Yogic Namaste Om (silent Namaste Om),
I’m India and I finally discovered my real self on this enlightening visit to America.
Like the five senses, the five elements, and the five seasons, I’ve discovered that I’m also only five things: IT, chai-tea, yoga, Bollywood and the Taj Mahal. These are the only things that I’m really known for, thanks to you, America, my dear friend.
For thousands of years, before the modern calendar was even invented, I have poured over existential questions, never finding answers: Who am I? Am I just another oldest civilization in the world? Or am I your ordinary, run-of-the-mill, largest democracy on Earth? What if I’m only a dull country of many religions, languages and ethnic groups?
I knew that there had to be more to life than just being pluralistic, diverse, and a land of everything. Something simpler. I knew deep inside that I can’t be that complex, that I can't be all of these things and more. That's too much for anyone.
I needed to simplify myself. And that's when I found you, America, my kind friend.
Now I know that I am the “I” in IT. I’ve learned that chai is not chai, it’s chai-tea. I admire your innovative idea, America, to translate the word instantly, leaving nothing to the imagination. Imagination being the real cause of all evil, as you and I both know.
We are what others perceive us to be, no matter what we may feel inside and know to be true about our own selves.

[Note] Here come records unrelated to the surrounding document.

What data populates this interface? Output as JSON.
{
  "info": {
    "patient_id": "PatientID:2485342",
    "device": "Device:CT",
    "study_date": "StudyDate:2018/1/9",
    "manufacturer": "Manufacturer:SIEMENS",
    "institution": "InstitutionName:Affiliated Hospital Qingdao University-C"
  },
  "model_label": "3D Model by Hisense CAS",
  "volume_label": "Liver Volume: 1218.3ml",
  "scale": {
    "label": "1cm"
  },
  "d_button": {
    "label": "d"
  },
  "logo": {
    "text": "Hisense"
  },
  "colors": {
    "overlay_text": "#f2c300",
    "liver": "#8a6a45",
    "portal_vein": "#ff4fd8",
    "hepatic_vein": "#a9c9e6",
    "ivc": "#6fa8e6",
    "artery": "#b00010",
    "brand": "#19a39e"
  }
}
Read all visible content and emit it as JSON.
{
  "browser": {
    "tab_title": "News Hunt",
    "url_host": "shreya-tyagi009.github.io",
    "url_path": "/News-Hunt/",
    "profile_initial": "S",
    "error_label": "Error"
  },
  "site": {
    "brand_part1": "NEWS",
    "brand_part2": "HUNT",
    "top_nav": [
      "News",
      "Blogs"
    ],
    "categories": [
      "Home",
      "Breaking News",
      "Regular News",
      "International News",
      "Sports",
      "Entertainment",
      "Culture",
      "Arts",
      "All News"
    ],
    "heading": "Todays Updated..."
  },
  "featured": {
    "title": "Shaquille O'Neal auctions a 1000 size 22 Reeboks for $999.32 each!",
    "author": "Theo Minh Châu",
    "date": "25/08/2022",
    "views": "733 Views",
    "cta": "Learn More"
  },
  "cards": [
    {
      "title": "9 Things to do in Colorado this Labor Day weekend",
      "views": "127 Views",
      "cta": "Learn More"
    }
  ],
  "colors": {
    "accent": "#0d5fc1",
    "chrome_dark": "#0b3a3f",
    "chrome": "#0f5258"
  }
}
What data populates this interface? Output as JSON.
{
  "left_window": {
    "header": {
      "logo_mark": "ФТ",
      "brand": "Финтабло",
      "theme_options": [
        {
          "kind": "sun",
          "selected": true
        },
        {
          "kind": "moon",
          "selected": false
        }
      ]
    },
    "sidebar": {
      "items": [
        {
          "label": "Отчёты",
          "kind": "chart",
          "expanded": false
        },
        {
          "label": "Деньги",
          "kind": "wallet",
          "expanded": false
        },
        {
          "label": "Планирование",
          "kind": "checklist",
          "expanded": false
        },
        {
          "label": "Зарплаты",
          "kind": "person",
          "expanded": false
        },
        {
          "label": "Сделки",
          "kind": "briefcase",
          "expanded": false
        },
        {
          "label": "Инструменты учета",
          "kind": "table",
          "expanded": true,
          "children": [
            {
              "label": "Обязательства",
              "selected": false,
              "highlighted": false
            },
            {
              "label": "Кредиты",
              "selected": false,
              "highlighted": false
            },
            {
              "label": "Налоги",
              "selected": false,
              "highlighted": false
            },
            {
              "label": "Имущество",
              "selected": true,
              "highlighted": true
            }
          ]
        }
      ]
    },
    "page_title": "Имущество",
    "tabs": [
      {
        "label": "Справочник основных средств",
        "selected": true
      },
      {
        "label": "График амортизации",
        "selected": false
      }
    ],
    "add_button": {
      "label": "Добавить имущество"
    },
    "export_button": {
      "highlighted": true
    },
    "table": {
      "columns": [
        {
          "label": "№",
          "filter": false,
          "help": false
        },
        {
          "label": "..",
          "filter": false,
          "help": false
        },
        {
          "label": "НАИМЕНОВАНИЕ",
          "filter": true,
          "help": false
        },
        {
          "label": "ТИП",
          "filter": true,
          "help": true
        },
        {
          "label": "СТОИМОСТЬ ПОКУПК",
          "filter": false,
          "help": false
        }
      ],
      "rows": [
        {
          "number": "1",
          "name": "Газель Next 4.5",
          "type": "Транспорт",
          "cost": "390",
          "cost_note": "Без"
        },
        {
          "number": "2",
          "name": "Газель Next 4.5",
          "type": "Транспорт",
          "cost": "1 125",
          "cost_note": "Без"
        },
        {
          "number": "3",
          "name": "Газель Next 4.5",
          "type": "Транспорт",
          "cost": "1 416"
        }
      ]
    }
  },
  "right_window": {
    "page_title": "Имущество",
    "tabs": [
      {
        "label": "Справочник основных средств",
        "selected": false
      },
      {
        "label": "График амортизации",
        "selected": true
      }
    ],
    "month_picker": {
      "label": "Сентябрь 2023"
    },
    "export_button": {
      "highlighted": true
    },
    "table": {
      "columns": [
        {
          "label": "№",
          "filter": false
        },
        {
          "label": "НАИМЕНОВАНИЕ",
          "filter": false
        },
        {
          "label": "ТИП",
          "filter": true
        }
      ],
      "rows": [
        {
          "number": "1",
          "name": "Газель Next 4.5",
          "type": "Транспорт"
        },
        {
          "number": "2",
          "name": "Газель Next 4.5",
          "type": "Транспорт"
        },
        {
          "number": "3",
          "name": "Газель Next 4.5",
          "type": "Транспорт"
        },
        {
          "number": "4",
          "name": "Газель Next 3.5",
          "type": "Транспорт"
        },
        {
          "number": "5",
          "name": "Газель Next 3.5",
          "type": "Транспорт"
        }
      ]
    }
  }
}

I am deeply honored to notice that you—the country that sent the first man to the moon—have not yet translated the word yoga into your language. How hard can it be to find a synonym for the definition of yoga: “a spiritual and ascetic discipline, a part of which, including breath control, simple meditation, and the adoption of specific bodily postures, widely practiced for health and relaxation that originated in ancient me?”
I have 37 UNESCO World Heritage Sites, including the Victorian Gothic and Art Deco Ensembles of Mumbai, the Elephanta Caves, the Buddhist Monuments at Sanchi, and the Hill Forts of Rajasthan, the sixth most of any country, but what’s the point of having so much culture if no one knows about it, right? You taught me that I’ll always be known for the Taj Mahal. I’m not complaining at all. All I’m saying is if no one even knows about any other historic heritage sites, why go through all the trouble of keeping history and culture intact? Why bother if, for all intents and purposes, these other 36 sites don’t exist?
In 2017, the People’s Linguistic Survey of India documented 780 languages that use 66 different scripts that are currently spoken in me. I was already overwhelmed with the idea of having 22 official languages: Assamese, Bengali, Bodo, Dogri, Gujarati, Hindi, Kannada, Kashmiri, Konkani, Maithili, Malayalam, Manipuri, Marathi, Nepali, Odia, Punjabi, Sanskrit, Santali, Sindhi, Tamil, Telugu, and Urdu. Then there’s English, which is as big a surprise to me as it is to you. How can my citizens learn and speak such a foreign language in only 300 years of British colonialism, especially without Rosetta Stone and Duolingo?
But you helped me find simplicity, America. Every Indian, shall henceforth will only speak “Indian.” It doesn’t matter if Indian is not a real language. As we say in eastern philosophies, it’s the thought that counts. Om Namaste Om.
Lastly, thanks to Danny Boyle’s Slumdog Millionaire, I can’t keep track of how many people in the U.S. have asked me about kids in India jumping in peanut butter and chocolate sauce and pretending that it's poop. For simplicity, I'm taking a cue from your simplified-language-naming-pro-tip, and I'm going to call all Indian movies, “Bollywood movies” from now on, just like you already do. It’s easy to remember!
I now have found a simple identity. The kind the Beatles and Steve Jobs might have accidentally found when they came to me.
Now, when I close my eyes, I see myself in a yogic pose drinking chai-tea while working in IT in front of the Taj Mahal in a Bollywood movie. I've finally attained nirvana.
I’m grateful for your enlightening hospitality on this day, my true independence day. You have been life-changing. Thank you, America.
Namaste-Goodbye (because as you told me, Namaste can be used for both salutation and valediction).